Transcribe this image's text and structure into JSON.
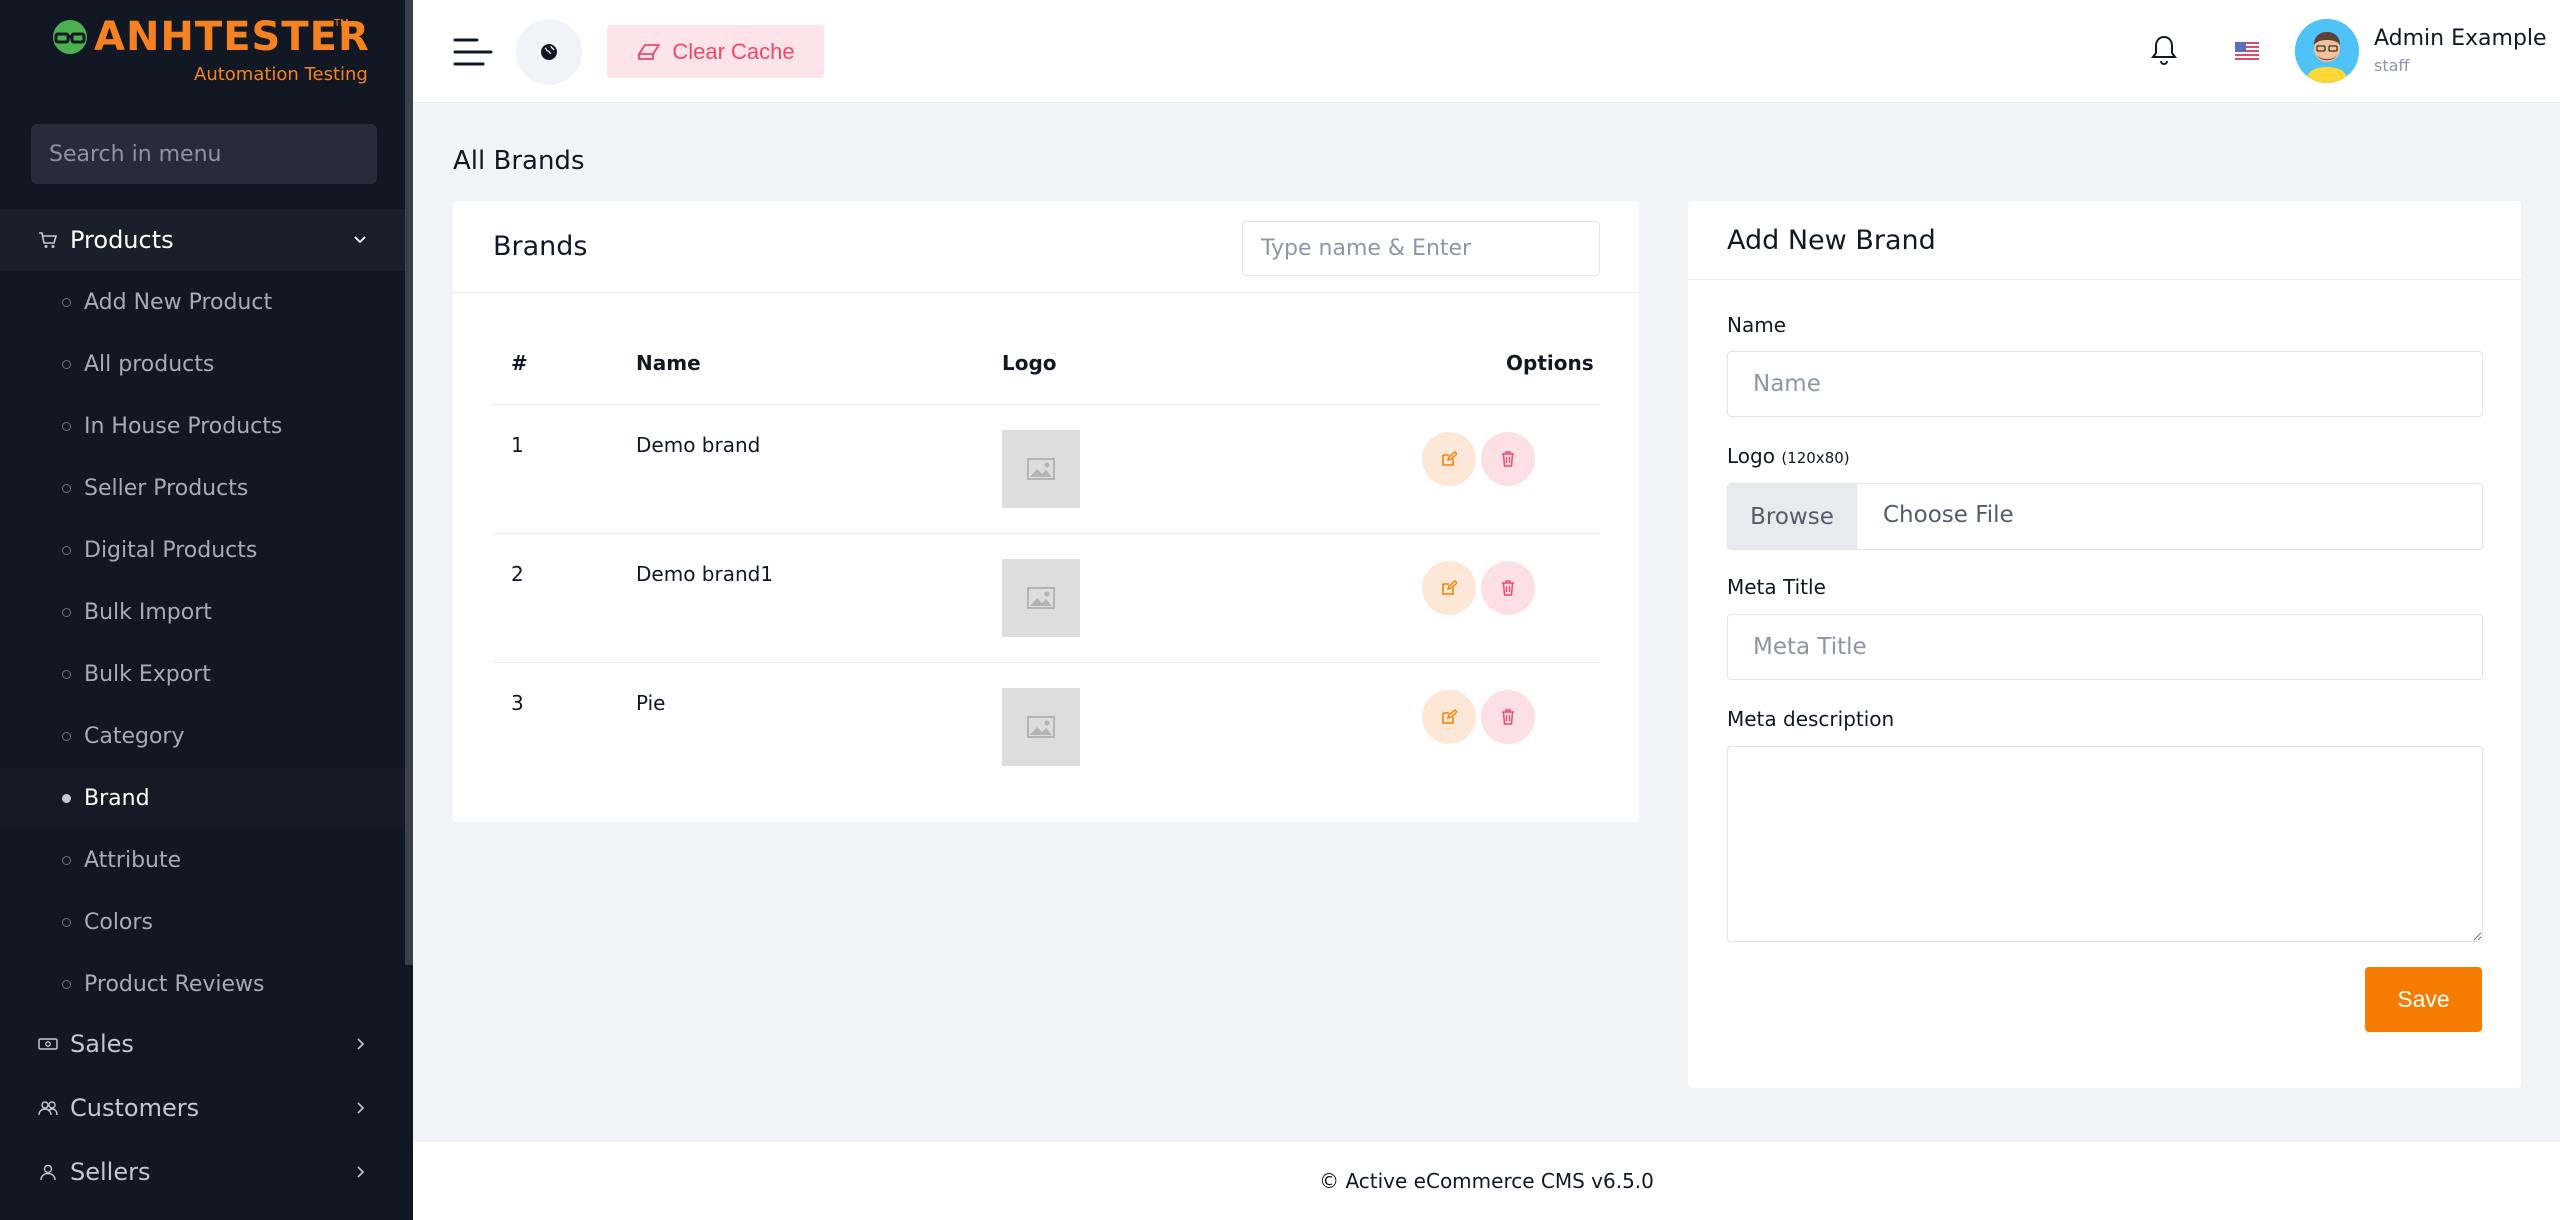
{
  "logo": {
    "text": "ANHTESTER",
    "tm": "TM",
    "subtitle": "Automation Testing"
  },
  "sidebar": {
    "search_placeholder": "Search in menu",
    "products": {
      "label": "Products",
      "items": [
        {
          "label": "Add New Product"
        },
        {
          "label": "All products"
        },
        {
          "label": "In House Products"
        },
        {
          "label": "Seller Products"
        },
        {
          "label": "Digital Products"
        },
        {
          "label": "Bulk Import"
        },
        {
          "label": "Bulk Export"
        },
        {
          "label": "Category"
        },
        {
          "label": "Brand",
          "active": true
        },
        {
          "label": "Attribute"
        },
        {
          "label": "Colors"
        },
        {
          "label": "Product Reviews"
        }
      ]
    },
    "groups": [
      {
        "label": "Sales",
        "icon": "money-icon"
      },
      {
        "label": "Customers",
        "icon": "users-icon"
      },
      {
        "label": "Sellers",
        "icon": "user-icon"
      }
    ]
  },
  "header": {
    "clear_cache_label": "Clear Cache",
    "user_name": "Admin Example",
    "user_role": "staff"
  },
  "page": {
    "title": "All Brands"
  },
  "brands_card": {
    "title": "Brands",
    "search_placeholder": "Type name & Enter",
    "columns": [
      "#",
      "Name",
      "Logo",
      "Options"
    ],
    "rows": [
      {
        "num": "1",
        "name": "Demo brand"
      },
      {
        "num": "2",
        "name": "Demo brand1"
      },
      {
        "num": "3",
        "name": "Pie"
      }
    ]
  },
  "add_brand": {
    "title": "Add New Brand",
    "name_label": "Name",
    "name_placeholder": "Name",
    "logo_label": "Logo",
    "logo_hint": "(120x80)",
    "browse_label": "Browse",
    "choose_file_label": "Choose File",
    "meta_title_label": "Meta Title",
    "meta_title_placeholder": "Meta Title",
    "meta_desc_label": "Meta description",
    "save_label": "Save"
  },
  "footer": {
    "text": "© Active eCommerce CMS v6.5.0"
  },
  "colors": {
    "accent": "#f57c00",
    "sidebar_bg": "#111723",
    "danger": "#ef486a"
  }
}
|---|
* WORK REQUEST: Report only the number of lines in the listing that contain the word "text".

* ANSWER FOR THIS EXERCISE: 3